The former 2012-2015 Internet Strategy of the Council of Europe included 80 “deliverables” on issues including data protection, access to information and protection of children. It is remarkable that a project such as “enabling the deletion of content produced by children, including its traces (logs, records and processing)” has not started yet – and is quite unlikely to start at all, since there is no budget to work on it at the CoE.
But the core business is now the draft “Internet Governance Strategy for 2016-2019”, heavily discussed in Strasbourg since it touches upon various fundamental rights: freedom of expression, privacy, safety, hate speech and childrens’ rights.
What’s relevant for journalists? The CoE intents to set-up a European-wide platform to “guide internet users who seek redress and remedies when their human rights have been restricted or violated” online. It also seeks – in rather vague terms – to “explore internet security issues related to mass surveillance and intrusion practices, in particular with regard to the human rights and fundamental freedoms of internet users”.

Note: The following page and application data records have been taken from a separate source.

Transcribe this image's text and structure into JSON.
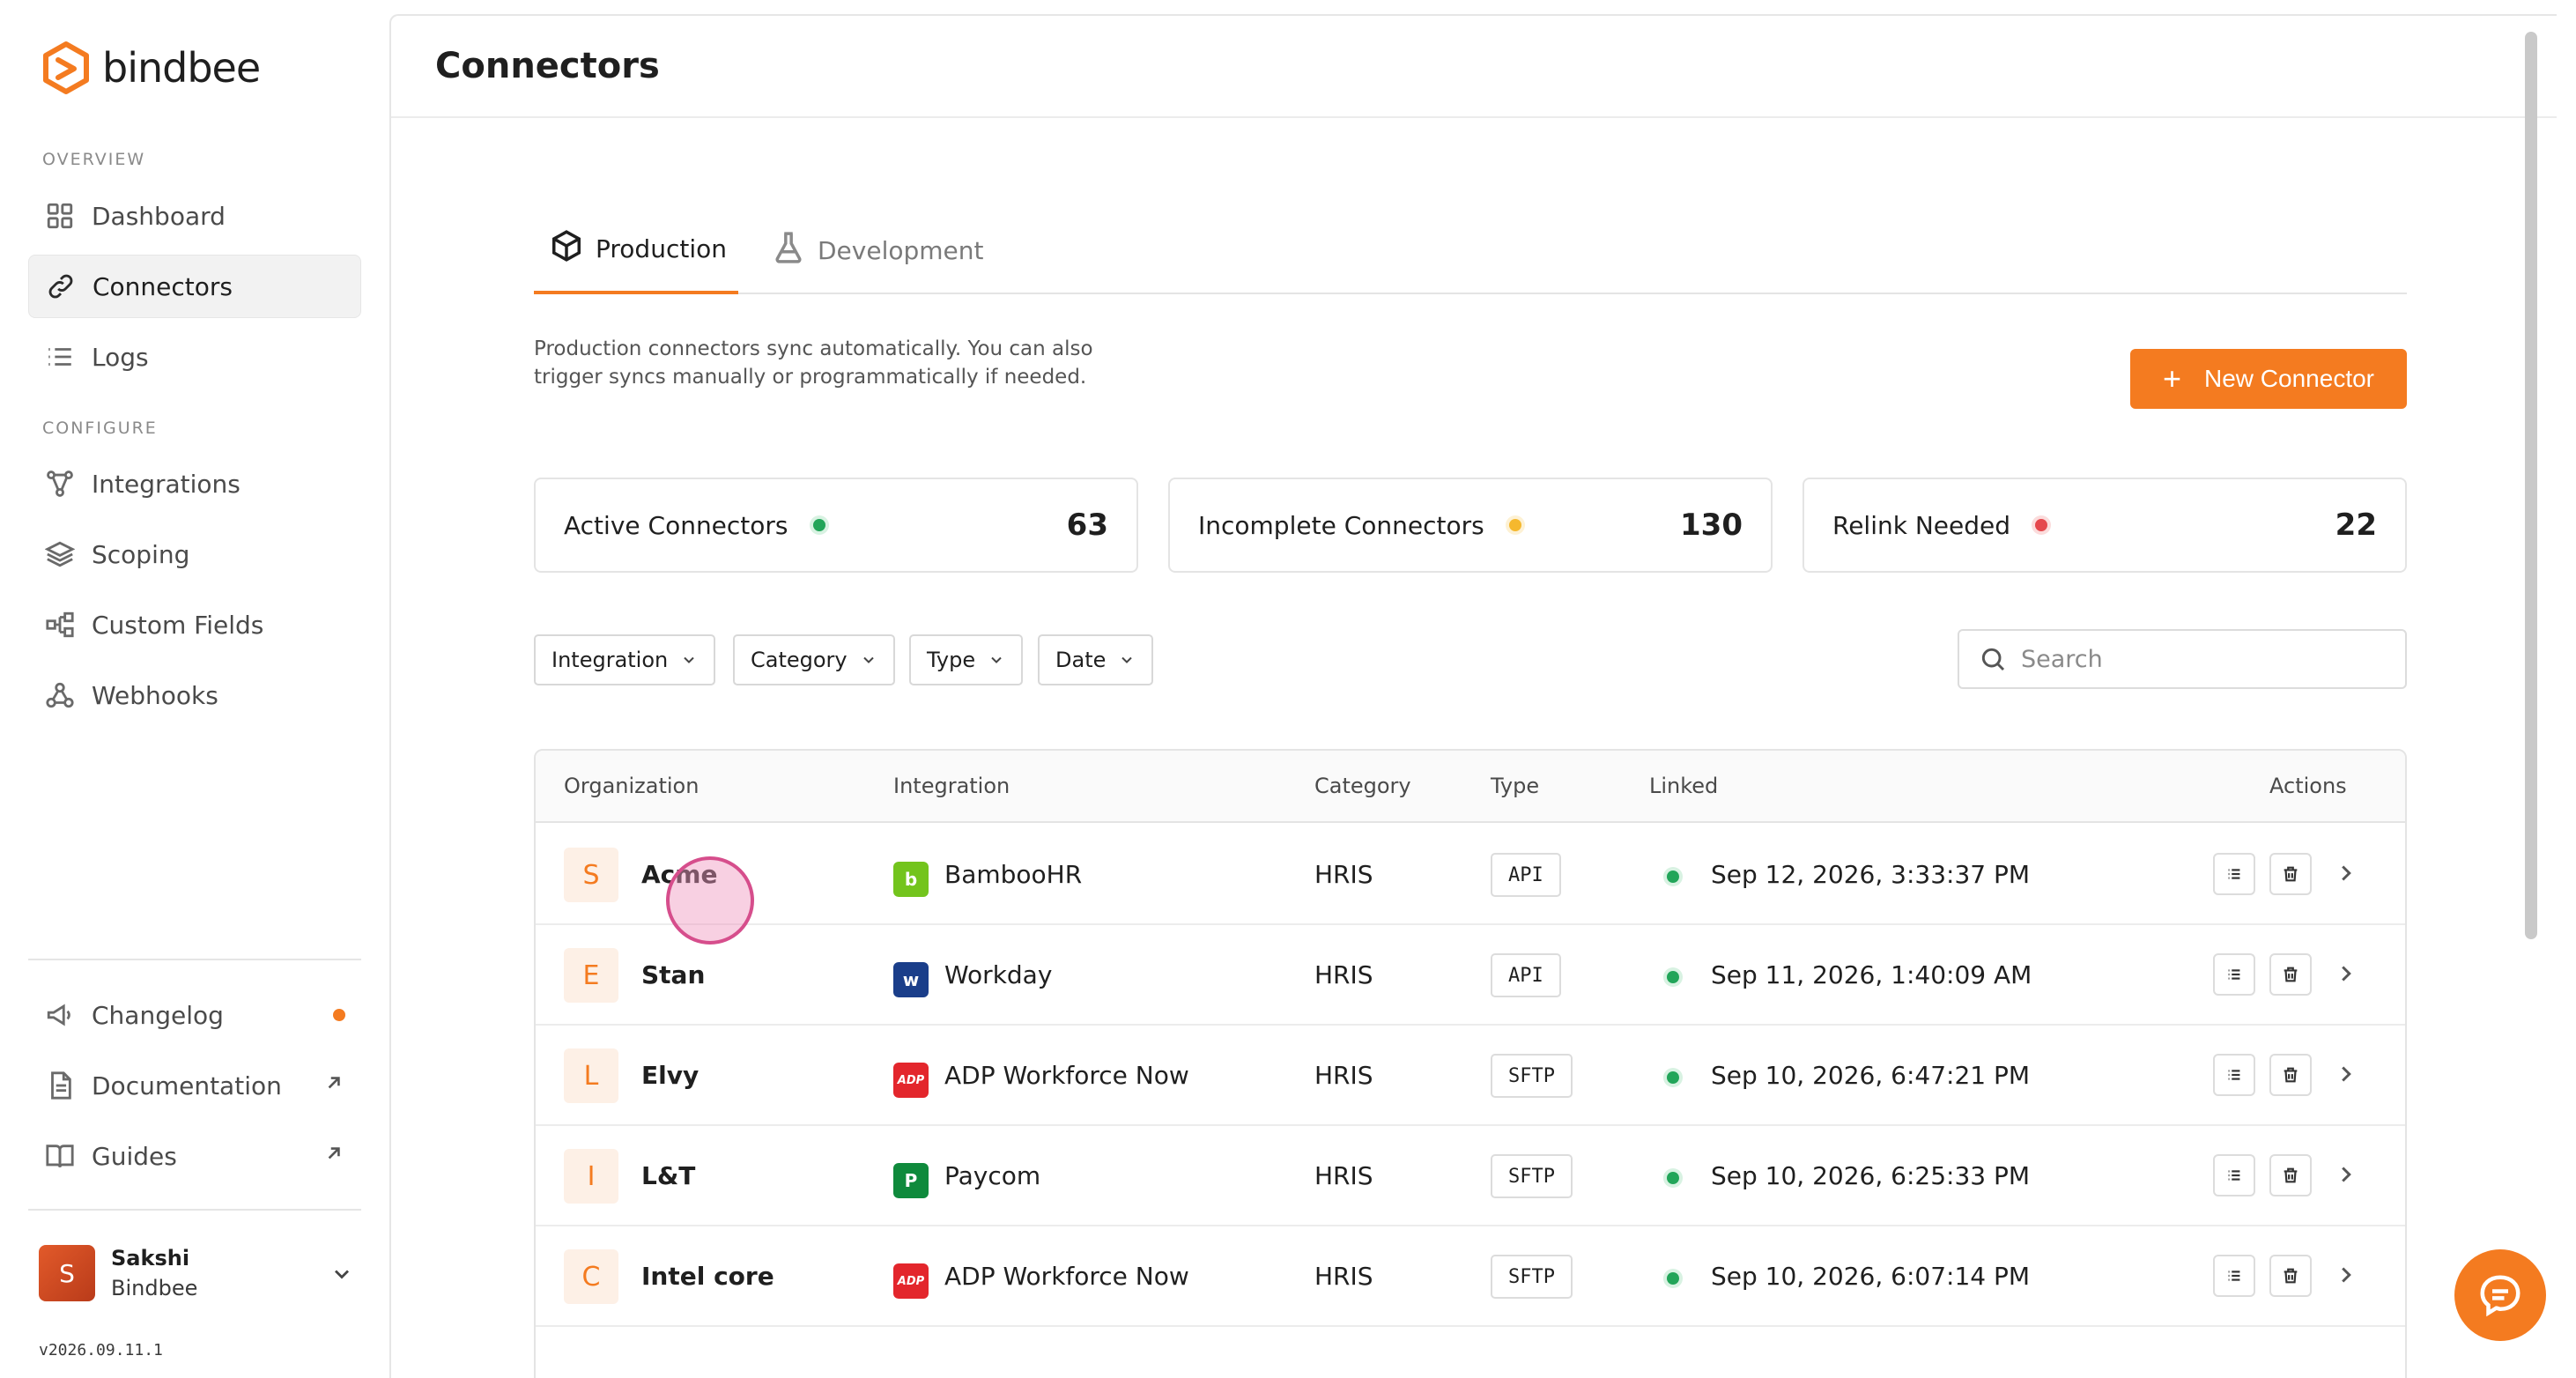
{
  "app": {
    "brand": "bindbee",
    "accent_color": "#f47b20",
    "version": "v2026.09.11.1"
  },
  "sidebar": {
    "sections": [
      {
        "label": "OVERVIEW"
      },
      {
        "label": "CONFIGURE"
      }
    ],
    "items": [
      {
        "label": "Dashboard",
        "icon": "dashboard-grid-icon"
      },
      {
        "label": "Connectors",
        "icon": "link-icon",
        "active": true
      },
      {
        "label": "Logs",
        "icon": "list-icon"
      },
      {
        "label": "Integrations",
        "icon": "nodes-icon"
      },
      {
        "label": "Scoping",
        "icon": "layers-icon"
      },
      {
        "label": "Custom Fields",
        "icon": "hierarchy-icon"
      },
      {
        "label": "Webhooks",
        "icon": "webhook-icon"
      }
    ],
    "bottom_items": [
      {
        "label": "Changelog",
        "icon": "megaphone-icon",
        "badge_color": "#f47b20"
      },
      {
        "label": "Documentation",
        "icon": "document-icon",
        "trail": "external-arrow-icon"
      },
      {
        "label": "Guides",
        "icon": "book-icon",
        "trail": "external-arrow-icon"
      }
    ],
    "user": {
      "initial": "S",
      "name": "Sakshi",
      "org": "Bindbee"
    }
  },
  "main": {
    "title": "Connectors",
    "tabs": [
      {
        "label": "Production",
        "icon": "cube-icon",
        "active": true
      },
      {
        "label": "Development",
        "icon": "flask-icon"
      }
    ],
    "description": "Production connectors sync automatically. You can also trigger syncs manually or programmatically if needed.",
    "new_button_label": "New Connector",
    "stats": [
      {
        "label": "Active Connectors",
        "value": "63",
        "dot_color": "#22a559"
      },
      {
        "label": "Incomplete Connectors",
        "value": "130",
        "dot_color": "#f5b82e"
      },
      {
        "label": "Relink Needed",
        "value": "22",
        "dot_color": "#e5484d"
      }
    ],
    "filters": [
      {
        "label": "Integration"
      },
      {
        "label": "Category"
      },
      {
        "label": "Type"
      },
      {
        "label": "Date"
      }
    ],
    "search": {
      "placeholder": "Search",
      "value": ""
    },
    "table": {
      "columns": [
        "Organization",
        "Integration",
        "Category",
        "Type",
        "Linked",
        "Actions"
      ],
      "rows": [
        {
          "initial": "S",
          "org": "Acme",
          "integration": "BambooHR",
          "logo_color": "#73c41d",
          "logo_glyph": "b",
          "category": "HRIS",
          "type": "API",
          "linked": "Sep 12, 2026, 3:33:37 PM"
        },
        {
          "initial": "E",
          "org": "Stan",
          "integration": "Workday",
          "logo_color": "#1a3e8a",
          "logo_glyph": "w",
          "category": "HRIS",
          "type": "API",
          "linked": "Sep 11, 2026, 1:40:09 AM"
        },
        {
          "initial": "L",
          "org": "Elvy",
          "integration": "ADP Workforce Now",
          "logo_color": "#e3262c",
          "logo_glyph": "ADP",
          "category": "HRIS",
          "type": "SFTP",
          "linked": "Sep 10, 2026, 6:47:21 PM"
        },
        {
          "initial": "I",
          "org": "L&T",
          "integration": "Paycom",
          "logo_color": "#0f8a3c",
          "logo_glyph": "P",
          "category": "HRIS",
          "type": "SFTP",
          "linked": "Sep 10, 2026, 6:25:33 PM"
        },
        {
          "initial": "C",
          "org": "Intel core",
          "integration": "ADP Workforce Now",
          "logo_color": "#e3262c",
          "logo_glyph": "ADP",
          "category": "HRIS",
          "type": "SFTP",
          "linked": "Sep 10, 2026, 6:07:14 PM"
        }
      ]
    }
  }
}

Obviously the standard-setting process of the internet raised a lot of questions. “What about a Magna Carta for the Internet: is this a beginning?” wondered the Dutch delegate Pien van den Eijnden. “Not sure this idea, which was proposed in the past, will be kept”, was the reply of the Executive Secretary of the Human Rights Directorate Patrick Penninckx. “But we need to promote values and we have to clear on the positions that we stand for,” said Pennickx. The Russian delegate showed a very straight forward view on this matter: “Three countries ratified the Budapest Convention on cybercrime and Russia will not even sign it, so why mention it in this draft and go ahead with this text at all? The best guarantee of rights and freedoms is the state.”

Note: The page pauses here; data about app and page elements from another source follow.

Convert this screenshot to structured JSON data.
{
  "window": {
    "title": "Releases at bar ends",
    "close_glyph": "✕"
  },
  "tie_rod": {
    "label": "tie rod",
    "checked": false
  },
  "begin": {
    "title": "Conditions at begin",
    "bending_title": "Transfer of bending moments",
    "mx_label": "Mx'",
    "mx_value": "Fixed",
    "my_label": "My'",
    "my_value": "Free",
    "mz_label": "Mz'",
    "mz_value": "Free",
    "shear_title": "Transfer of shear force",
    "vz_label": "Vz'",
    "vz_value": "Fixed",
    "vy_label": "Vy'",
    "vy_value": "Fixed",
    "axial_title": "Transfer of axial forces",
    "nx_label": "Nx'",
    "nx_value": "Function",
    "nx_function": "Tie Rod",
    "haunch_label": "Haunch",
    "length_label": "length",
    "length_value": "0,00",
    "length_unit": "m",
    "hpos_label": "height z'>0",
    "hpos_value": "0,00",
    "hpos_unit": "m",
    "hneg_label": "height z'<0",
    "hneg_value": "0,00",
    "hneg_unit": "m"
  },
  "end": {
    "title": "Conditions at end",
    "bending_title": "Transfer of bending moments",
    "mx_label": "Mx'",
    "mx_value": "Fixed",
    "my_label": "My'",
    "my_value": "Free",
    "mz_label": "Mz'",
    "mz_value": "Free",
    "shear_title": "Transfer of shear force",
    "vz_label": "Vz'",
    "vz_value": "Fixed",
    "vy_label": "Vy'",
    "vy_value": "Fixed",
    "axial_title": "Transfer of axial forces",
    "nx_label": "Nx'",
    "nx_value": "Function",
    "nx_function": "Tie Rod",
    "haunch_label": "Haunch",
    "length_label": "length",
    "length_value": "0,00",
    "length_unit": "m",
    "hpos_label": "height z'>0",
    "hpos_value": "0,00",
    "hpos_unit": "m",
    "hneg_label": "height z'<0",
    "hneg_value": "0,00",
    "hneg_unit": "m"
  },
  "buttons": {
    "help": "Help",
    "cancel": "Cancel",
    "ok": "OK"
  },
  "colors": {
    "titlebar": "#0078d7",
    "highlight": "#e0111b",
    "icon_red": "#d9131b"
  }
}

A Secretary General’s report based on too many uncertainties
Although the report of the CoE Secretary general for 2014 included a broad section on freedom of expression showing the national situation in terms of journalists’ safety, freedom of expression on the internet, diversity, it is based on a very high level of “insufficient data”, which casts a shadow over its actual relevance. But its main weakness is the lack of strong stance against member states. Normally, an intergovernmental organisation such as the CoE does not disclose details about its own members, and the “peers’ review process” is still far from becoming a reality.
The tip of the iceberg: project-based activities

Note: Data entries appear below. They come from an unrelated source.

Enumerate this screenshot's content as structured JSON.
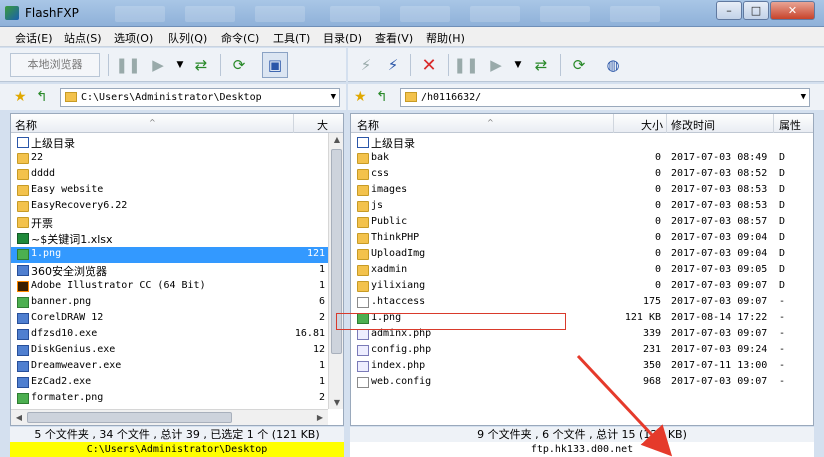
{
  "window": {
    "title": "FlashFXP"
  },
  "menu": [
    "会话(E)",
    "站点(S)",
    "选项(O)",
    "队列(Q)",
    "命令(C)",
    "工具(T)",
    "目录(D)",
    "查看(V)",
    "帮助(H)"
  ],
  "toolbar": {
    "local_browser_label": "本地浏览器"
  },
  "left": {
    "path": "C:\\Users\\Administrator\\Desktop",
    "columns": {
      "name": "名称",
      "size": "大"
    },
    "files": [
      {
        "name": "上级目录",
        "size": "",
        "type": "up"
      },
      {
        "name": "22",
        "size": "",
        "type": "folder"
      },
      {
        "name": "dddd",
        "size": "",
        "type": "folder"
      },
      {
        "name": "Easy website",
        "size": "",
        "type": "folder"
      },
      {
        "name": "EasyRecovery6.22",
        "size": "",
        "type": "folder"
      },
      {
        "name": "开票",
        "size": "",
        "type": "folder"
      },
      {
        "name": "~$关键词1.xlsx",
        "size": "",
        "type": "xlsx"
      },
      {
        "name": "1.png",
        "size": "121",
        "type": "png",
        "selected": true
      },
      {
        "name": "360安全浏览器",
        "size": "1",
        "type": "exe"
      },
      {
        "name": "Adobe Illustrator CC (64 Bit)",
        "size": "1",
        "type": "ai"
      },
      {
        "name": "banner.png",
        "size": "6",
        "type": "png"
      },
      {
        "name": "CorelDRAW 12",
        "size": "2",
        "type": "exe"
      },
      {
        "name": "dfzsd10.exe",
        "size": "16.81",
        "type": "exe"
      },
      {
        "name": "DiskGenius.exe",
        "size": "12",
        "type": "exe"
      },
      {
        "name": "Dreamweaver.exe",
        "size": "1",
        "type": "exe"
      },
      {
        "name": "EzCad2.exe",
        "size": "1",
        "type": "exe"
      },
      {
        "name": "formater.png",
        "size": "2",
        "type": "png"
      }
    ],
    "status": "5 个文件夹 , 34 个文件 , 总计 39 , 已选定 1 个 (121 KB)",
    "path_status": "C:\\Users\\Administrator\\Desktop"
  },
  "right": {
    "path": "/h0116632/",
    "columns": {
      "name": "名称",
      "size": "大小",
      "mtime": "修改时间",
      "attr": "属性"
    },
    "files": [
      {
        "name": "上级目录",
        "size": "",
        "mtime": "",
        "attr": "",
        "type": "up"
      },
      {
        "name": "bak",
        "size": "0",
        "mtime": "2017-07-03 08:49",
        "attr": "D",
        "type": "folder"
      },
      {
        "name": "css",
        "size": "0",
        "mtime": "2017-07-03 08:52",
        "attr": "D",
        "type": "folder"
      },
      {
        "name": "images",
        "size": "0",
        "mtime": "2017-07-03 08:53",
        "attr": "D",
        "type": "folder"
      },
      {
        "name": "js",
        "size": "0",
        "mtime": "2017-07-03 08:53",
        "attr": "D",
        "type": "folder"
      },
      {
        "name": "Public",
        "size": "0",
        "mtime": "2017-07-03 08:57",
        "attr": "D",
        "type": "folder"
      },
      {
        "name": "ThinkPHP",
        "size": "0",
        "mtime": "2017-07-03 09:04",
        "attr": "D",
        "type": "folder"
      },
      {
        "name": "UploadImg",
        "size": "0",
        "mtime": "2017-07-03 09:04",
        "attr": "D",
        "type": "folder"
      },
      {
        "name": "xadmin",
        "size": "0",
        "mtime": "2017-07-03 09:05",
        "attr": "D",
        "type": "folder"
      },
      {
        "name": "yilixiang",
        "size": "0",
        "mtime": "2017-07-03 09:07",
        "attr": "D",
        "type": "folder"
      },
      {
        "name": ".htaccess",
        "size": "175",
        "mtime": "2017-07-03 09:07",
        "attr": "-",
        "type": "file"
      },
      {
        "name": "1.png",
        "size": "121 KB",
        "mtime": "2017-08-14 17:22",
        "attr": "-",
        "type": "png"
      },
      {
        "name": "adminx.php",
        "size": "339",
        "mtime": "2017-07-03 09:07",
        "attr": "-",
        "type": "php"
      },
      {
        "name": "config.php",
        "size": "231",
        "mtime": "2017-07-03 09:24",
        "attr": "-",
        "type": "php"
      },
      {
        "name": "index.php",
        "size": "350",
        "mtime": "2017-07-11 13:00",
        "attr": "-",
        "type": "php"
      },
      {
        "name": "web.config",
        "size": "968",
        "mtime": "2017-07-03 09:07",
        "attr": "-",
        "type": "file"
      }
    ],
    "status": "9 个文件夹 , 6 个文件 , 总计 15 (123 KB)",
    "path_status": "ftp.hk133.d00.net"
  },
  "colors": {
    "selection": "#3399ff",
    "path_status_local": "#ffff00",
    "annotation": "#d93a2b"
  }
}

Maybe the most concrete and visible work of the CoE is made through the “cooperation projects” with some members states (Ukraine, Caucasus and South-East Europe). It was reported to the meeting that thanks to programmes financed by the EU and by the Government of Norway, over 150 activities were organized in 2014 to implement press freedom standards. Among them are legal expertise on broadcasting law in Ukraine, the creation of self-regulation network in South-East Europe and the implementation of a code of ethics in Albania. Outside of formal diplomatic talks, this is maybe the best news from the Council of Europe for journalists in those countries.
Marc Gruber, in Strasbourg